Lauren Day and Anne Worthington, ‘A voice for the Arctic’, ABC News, October 20, 2022
This article details versions of the Voice which exist overseas, specifically in Norway and Sweden. The Indigenous people of the Arctic are known as the Sámi. In Norway, a Sámi Parliament was instituted in 1989 following protests over a government proposal to flood a dam which would have damaged a nearby village. The Parliament consists of 39 members who are elected on a four-year basis and make recommendations to the government regarding ‘policies and matters that affect the Sámi’. Another example, the Swedish Sámi Parliament, differs in that it is ‘not truly independent of the state’ and was not created by the Sámi, but by the government.
In Norway, an important part of Sámi culture involves the protection of the reindeer population, which has been threatened in the past by mining opportunities, and now by measures proposed to mitigate global warming.
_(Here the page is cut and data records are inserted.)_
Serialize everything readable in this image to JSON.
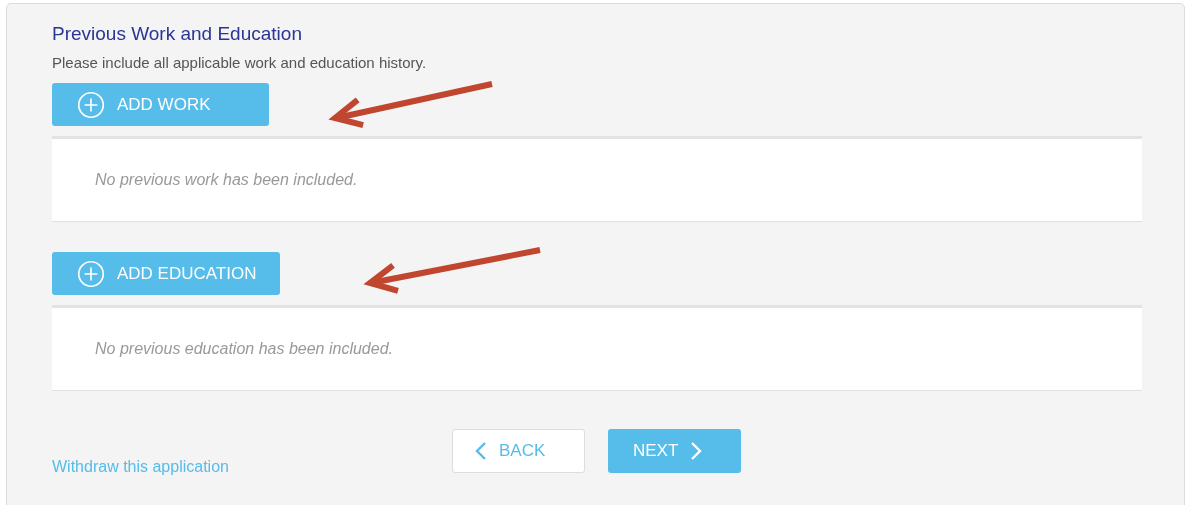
{
  "title": "Previous Work and Education",
  "intro": "Please include all applicable work and education history.",
  "sections": [
    {
      "button": "ADD WORK",
      "empty_message": "No previous work has been included.",
      "annotation_arrow": true
    },
    {
      "button": "ADD EDUCATION",
      "empty_message": "No previous education has been included.",
      "annotation_arrow": true
    }
  ],
  "withdraw_link": "Withdraw this application",
  "back_button": "BACK",
  "next_button": "NEXT"
}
The Sámi also highly value their connection to water. The potential establishment of a copper mine may damage the water supply and cause difficulties for Sámi people trying to carry out traditional fishing practices. An interview with a Sámi man, Nils Mathis, reveals the Sámi Parliament as a source of hope for the people. Due to the influence of the Sámi Parliament, the government is obligated to pass legislation which will not infringe on the rights of the Sámi people, including legislation which would negatively impact the preservation of their culture.
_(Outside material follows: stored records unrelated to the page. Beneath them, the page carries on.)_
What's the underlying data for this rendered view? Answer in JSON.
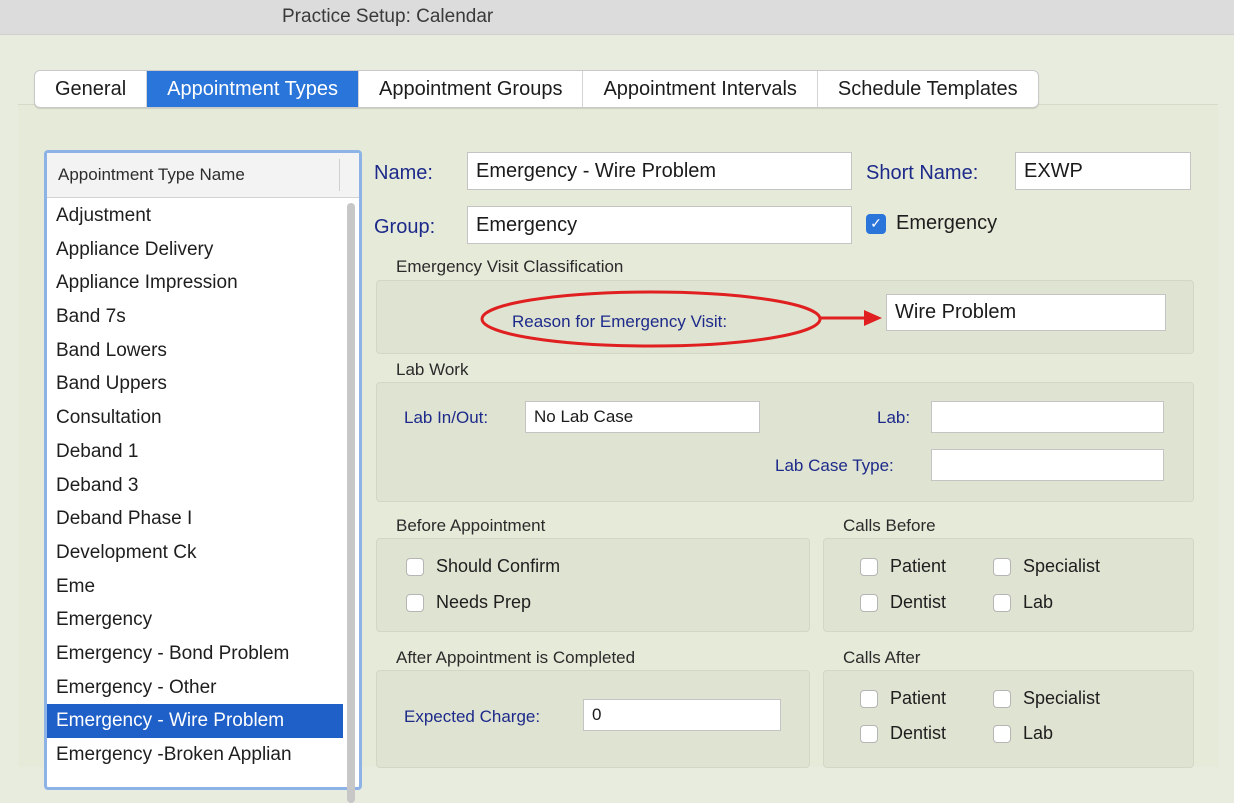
{
  "window": {
    "title": "Practice Setup: Calendar"
  },
  "tabs": [
    {
      "label": "General"
    },
    {
      "label": "Appointment Types"
    },
    {
      "label": "Appointment Groups"
    },
    {
      "label": "Appointment Intervals"
    },
    {
      "label": "Schedule Templates"
    }
  ],
  "active_tab": "Appointment Types",
  "list": {
    "header": "Appointment Type Name",
    "items": [
      "Adjustment",
      "Appliance Delivery",
      "Appliance Impression",
      "Band 7s",
      "Band Lowers",
      "Band Uppers",
      "Consultation",
      "Deband 1",
      "Deband 3",
      "Deband Phase I",
      "Development Ck",
      "Eme",
      "Emergency",
      "Emergency - Bond Problem",
      "Emergency - Other",
      "Emergency - Wire Problem",
      "Emergency -Broken Applian"
    ],
    "selected": "Emergency - Wire Problem"
  },
  "form": {
    "name_label": "Name:",
    "name_value": "Emergency - Wire Problem",
    "short_name_label": "Short Name:",
    "short_name_value": "EXWP",
    "group_label": "Group:",
    "group_value": "Emergency",
    "emergency_checkbox_label": "Emergency",
    "emergency_checked": true
  },
  "emergency_section": {
    "title": "Emergency Visit Classification",
    "reason_label": "Reason for Emergency Visit:",
    "reason_value": "Wire Problem"
  },
  "lab_section": {
    "title": "Lab Work",
    "lab_in_out_label": "Lab In/Out:",
    "lab_in_out_value": "No Lab Case",
    "lab_label": "Lab:",
    "lab_value": "",
    "lab_case_type_label": "Lab Case Type:",
    "lab_case_type_value": ""
  },
  "before_section": {
    "title": "Before Appointment",
    "should_confirm": "Should Confirm",
    "needs_prep": "Needs Prep"
  },
  "calls_before": {
    "title": "Calls Before",
    "patient": "Patient",
    "specialist": "Specialist",
    "dentist": "Dentist",
    "lab": "Lab"
  },
  "after_section": {
    "title": "After Appointment is Completed",
    "expected_charge_label": "Expected Charge:",
    "expected_charge_value": "0"
  },
  "calls_after": {
    "title": "Calls After",
    "patient": "Patient",
    "specialist": "Specialist",
    "dentist": "Dentist",
    "lab": "Lab"
  },
  "colors": {
    "accent_blue": "#2a75d9",
    "selection_blue": "#1f5fc8",
    "label_navy": "#1d2a8a",
    "annotation_red": "#e02020"
  }
}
The article concludes with advice for the establishment of an Australian Voice, urging the government to allow First Nations people to design the body. Members of the Sámi people note that the design of the Norwegian Voice would be suitable to use.
‘A Voice for the Arctic
Norway’s Sámi Parliament has 39 members who are elected by Sámi voters every four years. They meet four times a year and advise the Norwegian government on policies and matters that affect the Sámi. “We have our disagreements but when a decision is made in this hall, the Sámi people has stated their opinion”, says Ms Muotka …
… Scandinavia’s Sámi Parliaments have no legislative power, but Norway’s Sámi Parliament still has some legal teeth. The year after Norway established its Sámi Parliament, it became the first nation to ratify an international convention known as ILO 169, which requires governments who sign up to consult Indigenous people on matters that concern them, with the goal of achieving consent …
… Across the border, the Sámi Parliament in Norway has inspired a similar model in Sweden, but one with fewer powers due to its very design. Unlike its Nordic neighbour, Sweden’s Sámi Parliament is not truly independent of the state. While it’s a voice for the Sámi people, it’s also a government agency.
“It was not established by the Sámi people”, says Stefan Mikaelsson, a member and former president of Sweden’s Sámi Parliament. “It was established by the members of the Swedish parliament”.
The Swedish Sámi Parliament has around half the budget of its Norwegian counterpart. Until recently, the Swedish government has also had no obligation to consult the Sámi Parliament, although that’s set to change with a new law.’